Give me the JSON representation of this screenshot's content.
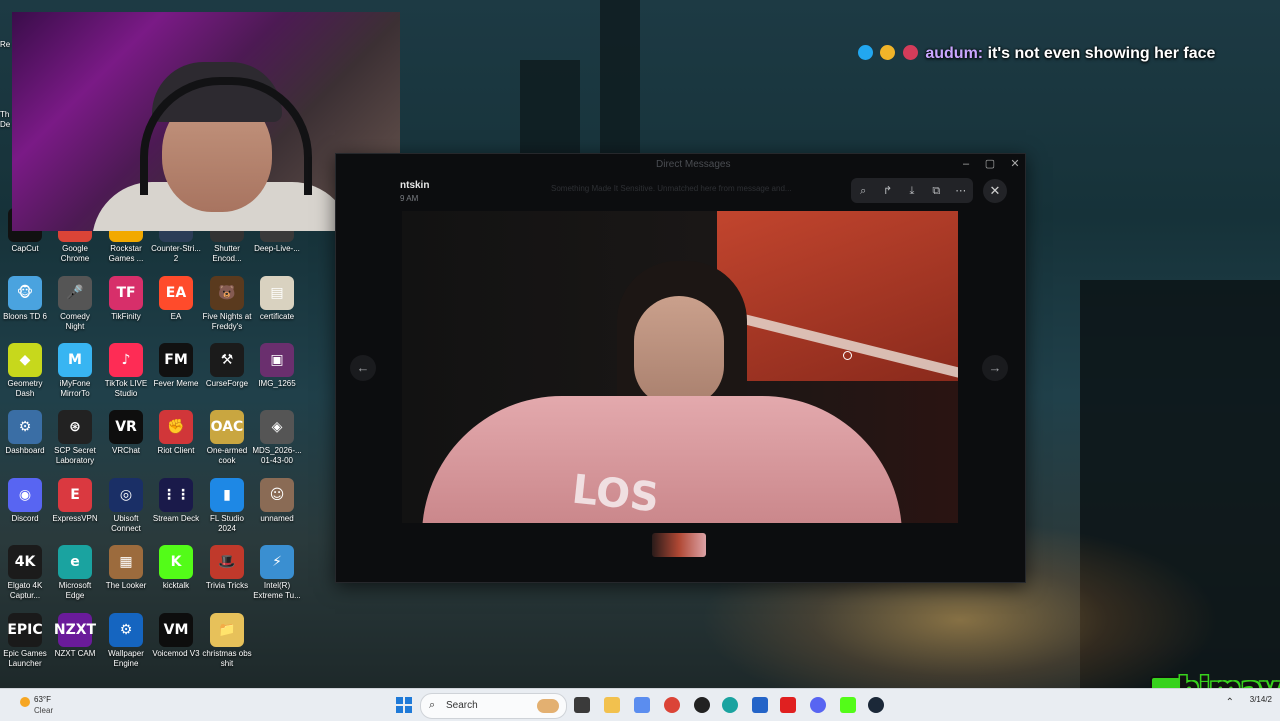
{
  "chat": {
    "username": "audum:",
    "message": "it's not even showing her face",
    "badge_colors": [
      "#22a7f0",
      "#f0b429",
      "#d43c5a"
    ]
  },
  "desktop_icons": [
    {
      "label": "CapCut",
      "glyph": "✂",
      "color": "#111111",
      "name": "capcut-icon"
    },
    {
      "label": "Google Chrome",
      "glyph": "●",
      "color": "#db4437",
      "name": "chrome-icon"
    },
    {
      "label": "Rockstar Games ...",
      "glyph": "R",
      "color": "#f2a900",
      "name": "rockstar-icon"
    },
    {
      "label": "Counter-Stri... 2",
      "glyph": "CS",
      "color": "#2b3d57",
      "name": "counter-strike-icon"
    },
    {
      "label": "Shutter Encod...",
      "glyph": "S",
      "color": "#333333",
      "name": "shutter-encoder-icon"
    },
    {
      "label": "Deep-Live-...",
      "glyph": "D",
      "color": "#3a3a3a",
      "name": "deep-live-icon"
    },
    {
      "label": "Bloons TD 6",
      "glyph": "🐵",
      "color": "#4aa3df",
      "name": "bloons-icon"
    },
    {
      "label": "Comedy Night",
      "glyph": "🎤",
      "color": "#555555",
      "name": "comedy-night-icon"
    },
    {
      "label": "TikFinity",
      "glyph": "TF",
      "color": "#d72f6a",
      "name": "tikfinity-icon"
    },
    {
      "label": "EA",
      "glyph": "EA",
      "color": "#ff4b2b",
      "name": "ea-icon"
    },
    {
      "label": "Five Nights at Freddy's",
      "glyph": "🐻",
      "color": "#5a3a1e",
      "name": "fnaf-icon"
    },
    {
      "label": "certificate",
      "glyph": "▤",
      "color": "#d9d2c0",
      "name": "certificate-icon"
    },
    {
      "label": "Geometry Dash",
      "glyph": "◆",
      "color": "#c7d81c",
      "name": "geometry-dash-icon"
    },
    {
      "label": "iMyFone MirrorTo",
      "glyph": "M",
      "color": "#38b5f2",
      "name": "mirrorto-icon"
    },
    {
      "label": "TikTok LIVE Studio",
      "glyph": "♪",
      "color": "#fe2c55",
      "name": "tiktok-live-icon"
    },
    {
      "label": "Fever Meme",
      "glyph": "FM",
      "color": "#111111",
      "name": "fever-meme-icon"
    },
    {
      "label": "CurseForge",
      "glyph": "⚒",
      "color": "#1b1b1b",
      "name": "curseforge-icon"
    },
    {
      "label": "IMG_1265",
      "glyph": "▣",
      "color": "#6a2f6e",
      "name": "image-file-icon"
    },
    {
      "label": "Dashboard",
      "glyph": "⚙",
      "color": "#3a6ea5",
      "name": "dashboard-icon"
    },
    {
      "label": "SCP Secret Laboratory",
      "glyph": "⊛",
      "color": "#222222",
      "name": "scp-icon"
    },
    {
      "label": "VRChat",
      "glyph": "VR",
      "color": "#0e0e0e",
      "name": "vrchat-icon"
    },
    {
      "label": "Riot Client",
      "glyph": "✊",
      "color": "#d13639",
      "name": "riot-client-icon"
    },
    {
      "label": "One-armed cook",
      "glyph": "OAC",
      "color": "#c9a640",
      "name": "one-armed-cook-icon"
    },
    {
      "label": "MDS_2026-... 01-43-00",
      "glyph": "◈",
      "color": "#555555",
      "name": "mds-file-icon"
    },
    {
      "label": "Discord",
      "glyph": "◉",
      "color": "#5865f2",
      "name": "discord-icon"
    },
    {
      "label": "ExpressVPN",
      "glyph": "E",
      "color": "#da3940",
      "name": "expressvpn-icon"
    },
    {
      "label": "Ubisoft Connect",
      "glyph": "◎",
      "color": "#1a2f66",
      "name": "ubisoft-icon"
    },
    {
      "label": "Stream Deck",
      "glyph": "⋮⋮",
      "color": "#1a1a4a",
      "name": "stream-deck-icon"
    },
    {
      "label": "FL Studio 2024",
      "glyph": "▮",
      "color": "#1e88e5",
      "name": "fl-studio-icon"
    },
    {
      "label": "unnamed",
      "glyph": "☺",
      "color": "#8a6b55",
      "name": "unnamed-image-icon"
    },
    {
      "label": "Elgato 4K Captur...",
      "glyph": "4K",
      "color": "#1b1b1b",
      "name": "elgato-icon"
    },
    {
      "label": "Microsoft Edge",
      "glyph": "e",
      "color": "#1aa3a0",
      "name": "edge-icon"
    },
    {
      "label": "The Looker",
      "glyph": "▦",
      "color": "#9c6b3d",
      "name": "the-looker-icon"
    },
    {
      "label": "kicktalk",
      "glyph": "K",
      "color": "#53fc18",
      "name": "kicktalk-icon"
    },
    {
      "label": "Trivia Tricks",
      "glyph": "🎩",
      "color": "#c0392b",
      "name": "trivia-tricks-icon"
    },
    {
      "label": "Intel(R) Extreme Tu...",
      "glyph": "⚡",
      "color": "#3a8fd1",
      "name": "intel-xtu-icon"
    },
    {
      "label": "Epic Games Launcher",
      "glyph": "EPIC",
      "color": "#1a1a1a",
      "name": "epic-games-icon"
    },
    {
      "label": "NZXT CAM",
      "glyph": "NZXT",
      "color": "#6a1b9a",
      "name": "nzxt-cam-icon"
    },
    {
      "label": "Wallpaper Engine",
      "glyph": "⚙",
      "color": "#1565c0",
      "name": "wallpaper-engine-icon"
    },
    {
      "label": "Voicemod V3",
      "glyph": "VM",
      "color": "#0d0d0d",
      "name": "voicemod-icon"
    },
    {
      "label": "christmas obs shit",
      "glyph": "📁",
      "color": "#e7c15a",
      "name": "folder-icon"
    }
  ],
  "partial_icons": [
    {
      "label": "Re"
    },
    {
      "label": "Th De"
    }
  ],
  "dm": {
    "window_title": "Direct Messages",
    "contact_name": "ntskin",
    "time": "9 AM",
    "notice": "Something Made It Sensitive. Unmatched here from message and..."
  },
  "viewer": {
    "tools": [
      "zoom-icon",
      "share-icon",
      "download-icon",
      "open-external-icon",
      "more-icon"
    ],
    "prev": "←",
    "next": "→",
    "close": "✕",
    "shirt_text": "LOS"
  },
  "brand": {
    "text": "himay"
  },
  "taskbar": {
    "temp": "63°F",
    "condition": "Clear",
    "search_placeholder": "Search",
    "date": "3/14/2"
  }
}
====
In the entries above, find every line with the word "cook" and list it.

**Exercise response**
      "label": "One-armed cook",
      "name": "one-armed-cook-icon"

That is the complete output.